Last week Martin and I stopped by a Whole Foods Market. Our shopping list had only a few items. I expected a short visit.
On the way into the store I asked Martin whether he’d rather ride in the cart or walk. I offer this alternative every time we enter a supermarket, and invariably Martin replies that he prefers to ride. He is not inclined to exert himself for activities that lack excitement or flair.
Except, apparently, for yesterday, when he replied: “I want to walk.”
“You do? You’re sure? You want to walk?” I said. Martin’s wanting to try something new is always cause for celebration, but I was not without trepidation. Martin dawdles. He wanders. He begs to be picked up when I’m trying to get groceries in the cart. He surreptitiously grabs colorful packages off shelves, and I find the packages still clutched in his little fist two aisles later, or after we’ve left the store.
“Yes.” Martin stayed firm. He wanted to walk.
Every day a new adventure.
I pushed the cart to the beverage cooler. Martin strolled beside me, even set his right hand on the cart. I selected kombucha and coconut water. Martin remarked, “That’s kombucha,” as I loaded the bottles.
I pushed the cart to the cheese counter. Martin followed, no more than a few feet behind me. I selected brie and Roquefort. (Adrian eats cheese.) Martin looked over the selections and said, “I want something to eat.”
The request seemed reasonable. We were, after all, surrounded by food. So I headed to the olive bar for a small container of pitted olives, showed them to Martin, and said he could eat them in the café area after we finished shopping. He clapped his hands.
From there we perused the options for a birthday cake, selected crackers for Adrian’s cheeses, and checked the Whole Body section for organic socks. Martin stayed within five feet of me and didn’t try any shenanigans. We even faced an extraordinary test: When I couldn’t find the bakery counter (it wasn’t my usual Whole Foods), I asked an employee, who said, “Follow me,” and headed off. I was worried that I would not be able to follow him while also keeping Martin with me, because pushing the grocery cart meant I couldn’t hold Martin’s hand. Martin, however, was up for the test. He trotted right behind me, even picked up his pace to match mine.
Even if it was only a short visit to the supermarket, Martin walked, and that’s another first. After check-out we sat together in the café area.

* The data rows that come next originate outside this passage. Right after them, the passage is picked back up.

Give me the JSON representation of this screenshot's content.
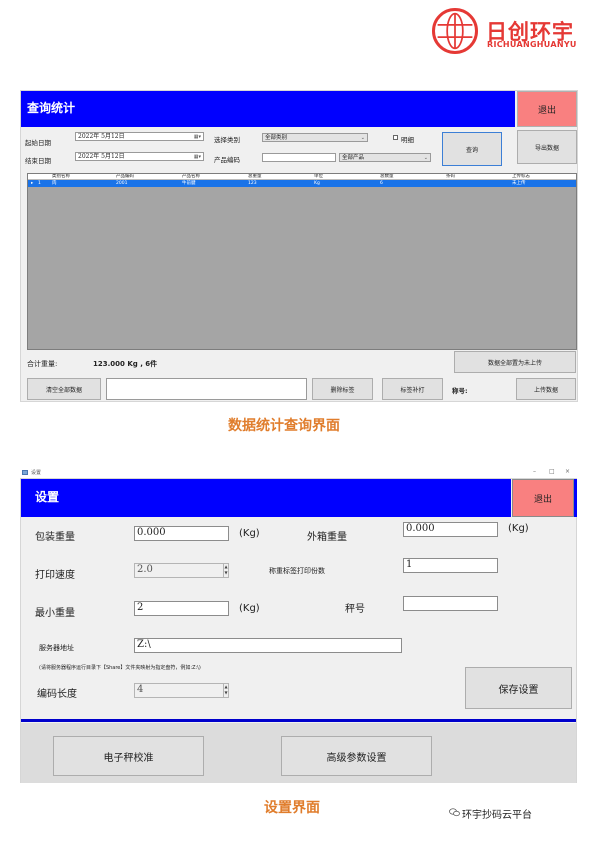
{
  "logo": {
    "cn": "日创环宇",
    "en": "RICHUANGHUANYU"
  },
  "query_panel": {
    "title": "查询统计",
    "exit_label": "退出",
    "start_date_label": "起始日期",
    "start_date_value": "2022年 5月12日",
    "end_date_label": "结束日期",
    "end_date_value": "2022年 5月12日",
    "category_label": "选择类别",
    "category_value": "全部类别",
    "product_code_label": "产品编码",
    "product_code_value": "",
    "product_select_value": "全部产品",
    "detail_label": "明细",
    "query_button": "查询",
    "export_button": "导出数据",
    "grid": {
      "columns": [
        "类别名称",
        "产品编码",
        "产品名称",
        "总重量",
        "单位",
        "总数量",
        "条码",
        "上传标志"
      ],
      "rows": [
        {
          "marker": "▸",
          "index": "1",
          "cells": [
            "肉",
            "2001",
            "牛前腱",
            "123",
            "Kg",
            "6",
            "",
            "未上传"
          ]
        }
      ]
    },
    "total_label": "合计重量:",
    "total_value": "123.000 Kg , 6件",
    "mark_all_button": "数据全部置为未上传",
    "clear_button": "清空全部数据",
    "delete_tag_button": "删除标签",
    "reprint_button": "标签补打",
    "scale_no_label": "称号:",
    "upload_button": "上传数据"
  },
  "caption1": "数据统计查询界面",
  "settings_window": {
    "window_title": "设置",
    "win_controls": [
      "–",
      "□",
      "×"
    ],
    "title": "设置",
    "exit_label": "退出",
    "pack_weight_label": "包装重量",
    "pack_weight_value": "0.000",
    "kg1": "(Kg)",
    "outer_weight_label": "外箱重量",
    "outer_weight_value": "0.000",
    "kg2": "(Kg)",
    "print_speed_label": "打印速度",
    "print_speed_value": "2.0",
    "label_copies_label": "称重标签打印份数",
    "label_copies_value": "1",
    "min_weight_label": "最小重量",
    "min_weight_value": "2",
    "kg3": "(Kg)",
    "scale_no_label": "秤号",
    "scale_no_value": "",
    "server_label": "服务器地址",
    "server_value": "Z:\\",
    "server_hint": "(请将服务器程序运行目录下【Share】文件夹映射为指定盘符，例如:Z:\\)",
    "code_length_label": "编码长度",
    "code_length_value": "4",
    "save_button": "保存设置",
    "calibrate_button": "电子秤校准",
    "advanced_button": "高级参数设置"
  },
  "caption2": "设置界面",
  "footer": "环宇抄码云平台",
  "colors": {
    "header_blue": "#0000ff",
    "exit_red": "#f98080",
    "caption_orange": "#e07d2c",
    "row_select": "#1a73e8"
  }
}
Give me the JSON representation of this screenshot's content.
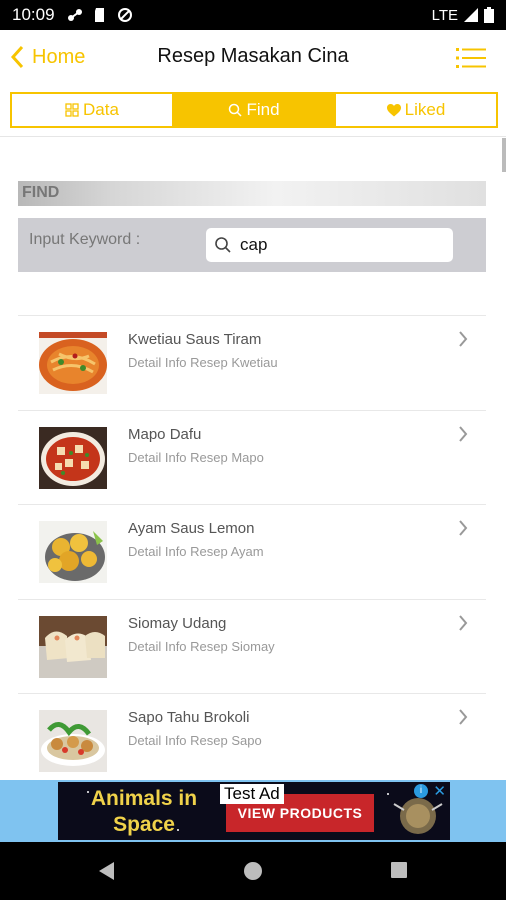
{
  "status_bar": {
    "time": "10:09",
    "network": "LTE"
  },
  "nav": {
    "back_label": "Home",
    "title": "Resep Masakan Cina"
  },
  "tabs": [
    {
      "label": "Data",
      "icon": "grid-icon",
      "active": false
    },
    {
      "label": "Find",
      "icon": "search-icon",
      "active": true
    },
    {
      "label": "Liked",
      "icon": "heart-icon",
      "active": false
    }
  ],
  "find": {
    "header": "FIND",
    "label": "Input Keyword :",
    "value": "cap"
  },
  "results": [
    {
      "title": "Kwetiau Saus Tiram",
      "subtitle": "Detail Info Resep Kwetiau"
    },
    {
      "title": "Mapo Dafu",
      "subtitle": "Detail Info Resep Mapo"
    },
    {
      "title": "Ayam Saus Lemon",
      "subtitle": "Detail Info Resep Ayam"
    },
    {
      "title": "Siomay Udang",
      "subtitle": "Detail Info Resep Siomay"
    },
    {
      "title": "Sapo Tahu Brokoli",
      "subtitle": "Detail Info Resep Sapo"
    }
  ],
  "ad": {
    "headline": "Animals in Space",
    "tag": "Test Ad",
    "cta": "VIEW PRODUCTS"
  },
  "colors": {
    "accent": "#f7c400",
    "ad_background": "#7fc3f0",
    "ad_cta": "#c8262a"
  }
}
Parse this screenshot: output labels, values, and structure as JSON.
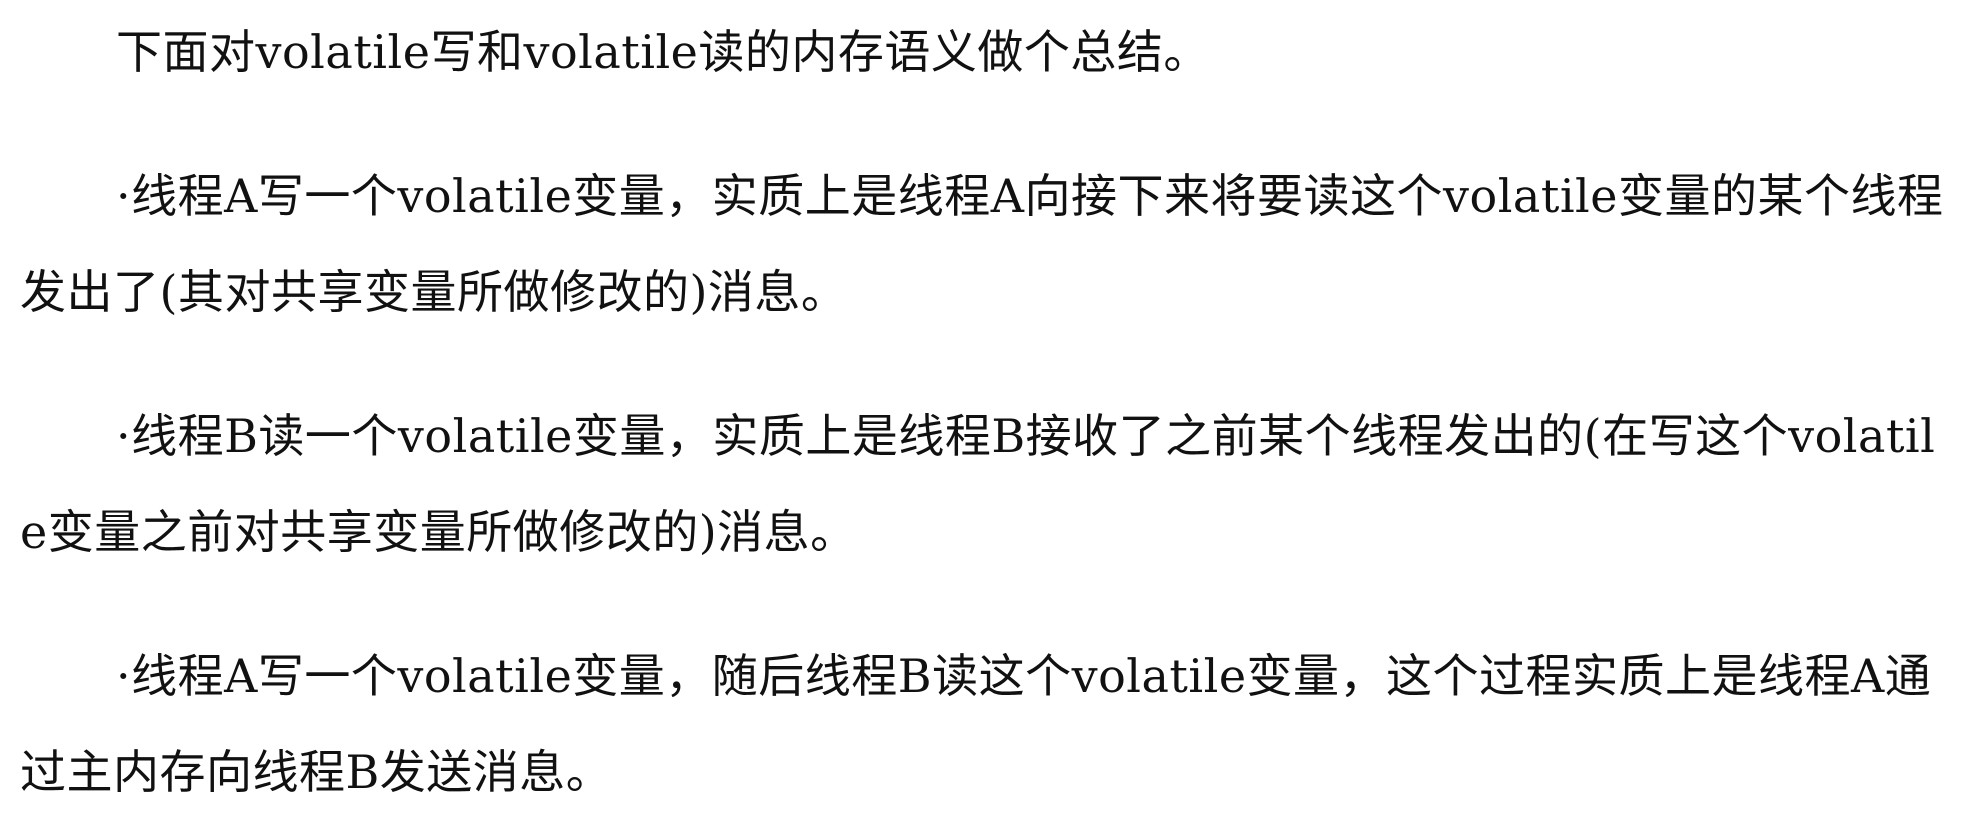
{
  "document": {
    "paragraphs": [
      "下面对volatile写和volatile读的内存语义做个总结。",
      "·线程A写一个volatile变量，实质上是线程A向接下来将要读这个volatile变量的某个线程发出了(其对共享变量所做修改的)消息。",
      "·线程B读一个volatile变量，实质上是线程B接收了之前某个线程发出的(在写这个volatile变量之前对共享变量所做修改的)消息。",
      "·线程A写一个volatile变量，随后线程B读这个volatile变量，这个过程实质上是线程A通过主内存向线程B发送消息。"
    ]
  }
}
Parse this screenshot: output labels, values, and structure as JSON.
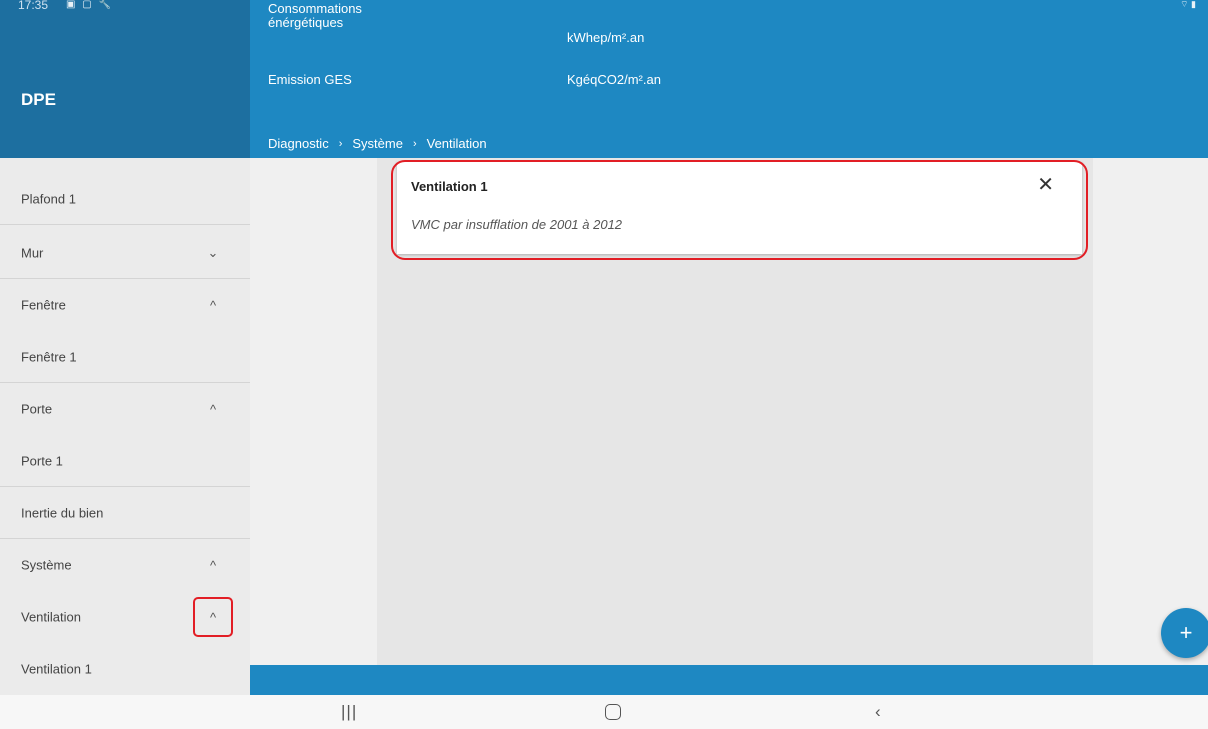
{
  "status_bar": {
    "time": "17:35",
    "icons": "▣ ▢ 🔧",
    "right_icons": "⌔ ▮"
  },
  "app": {
    "title": "DPE"
  },
  "header": {
    "conso_label": "Consommations énérgétiques",
    "conso_unit": "kWhep/m².an",
    "ges_label": "Emission GES",
    "ges_unit": "KgéqCO2/m².an"
  },
  "breadcrumb": [
    "Diagnostic",
    "Système",
    "Ventilation"
  ],
  "breadcrumb_separator": "›",
  "sidebar": {
    "items": [
      {
        "label": "Plafond 1",
        "chevron": ""
      },
      {
        "label": "Mur",
        "chevron": "⌄"
      },
      {
        "label": "Fenêtre",
        "chevron": "^"
      },
      {
        "label": "Fenêtre 1",
        "chevron": ""
      },
      {
        "label": "Porte",
        "chevron": "^"
      },
      {
        "label": "Porte 1",
        "chevron": ""
      },
      {
        "label": "Inertie du bien",
        "chevron": ""
      },
      {
        "label": "Système",
        "chevron": "^"
      },
      {
        "label": "Ventilation",
        "chevron": "^"
      },
      {
        "label": "Ventilation 1",
        "chevron": ""
      }
    ]
  },
  "card": {
    "title": "Ventilation 1",
    "subtitle": "VMC par insufflation de 2001 à 2012",
    "close_icon": "✕"
  },
  "fab": {
    "icon": "+"
  },
  "navbar": {
    "recent": "|||",
    "home": "",
    "back": "‹"
  },
  "colors": {
    "header_dark": "#1d6fa0",
    "header": "#1e88c2",
    "highlight": "#e21e25"
  }
}
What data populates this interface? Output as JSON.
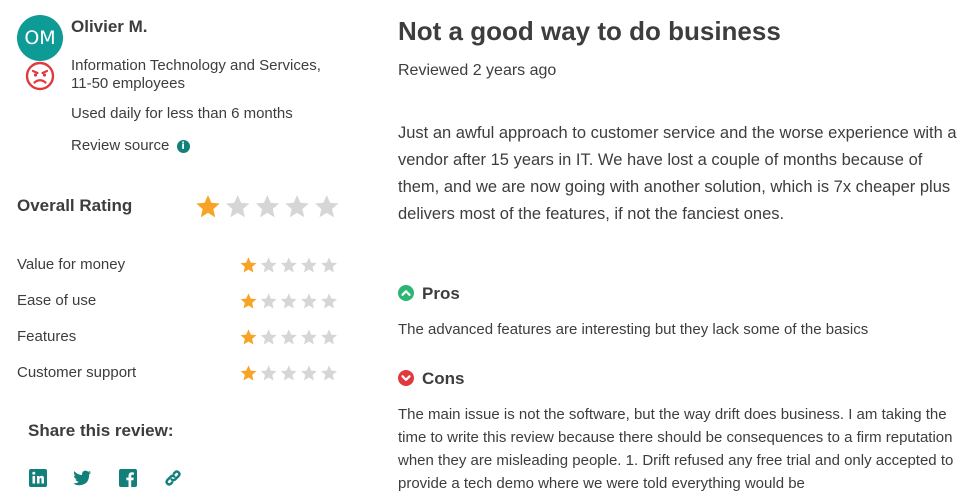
{
  "reviewer": {
    "initials": "OM",
    "name": "Olivier M.",
    "industry_line1": "Information Technology and Services,",
    "industry_line2": "11-50 employees",
    "usage": "Used daily for less than 6 months",
    "source": "Review source",
    "mood_icon": "angry-face-icon",
    "info_icon": "info-icon"
  },
  "ratings": {
    "overall_label": "Overall Rating",
    "overall_value": 1,
    "max": 5,
    "items": [
      {
        "label": "Value for money",
        "value": 1
      },
      {
        "label": "Ease of use",
        "value": 1
      },
      {
        "label": "Features",
        "value": 1
      },
      {
        "label": "Customer support",
        "value": 1
      }
    ]
  },
  "share": {
    "label": "Share this review:",
    "icons": [
      "linkedin-icon",
      "twitter-icon",
      "facebook-icon",
      "link-icon"
    ]
  },
  "review": {
    "title": "Not a good way to do business",
    "date": "Reviewed 2 years ago",
    "body": "Just an awful approach to customer service and the worse experience with a vendor after 15 years in IT. We have lost a couple of months because of them, and we are now going with another solution, which is 7x cheaper plus delivers most of the features, if not the fanciest ones.",
    "pros_label": "Pros",
    "pros_text": "The advanced features are interesting but they lack some of the basics",
    "cons_label": "Cons",
    "cons_text": "The main issue is not the software, but the way drift does business. I am taking the time to write this review because there should be consequences to a firm reputation when they are misleading people. 1. Drift refused any free trial and only accepted to provide a tech demo where we were told everything would be"
  },
  "colors": {
    "star_filled": "#f7a325",
    "star_empty": "#d6d6d6",
    "accent": "#12807a",
    "avatar_bg": "#0f9b95",
    "pros": "#2bb673",
    "cons": "#e0393e"
  }
}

I said, “That was really good, Martin, the way you stayed so close to me while we were shopping.”
Martin giggled and popped an olive in his mouth. That was all the response he gave, but I think he got my drift. I think he was with me.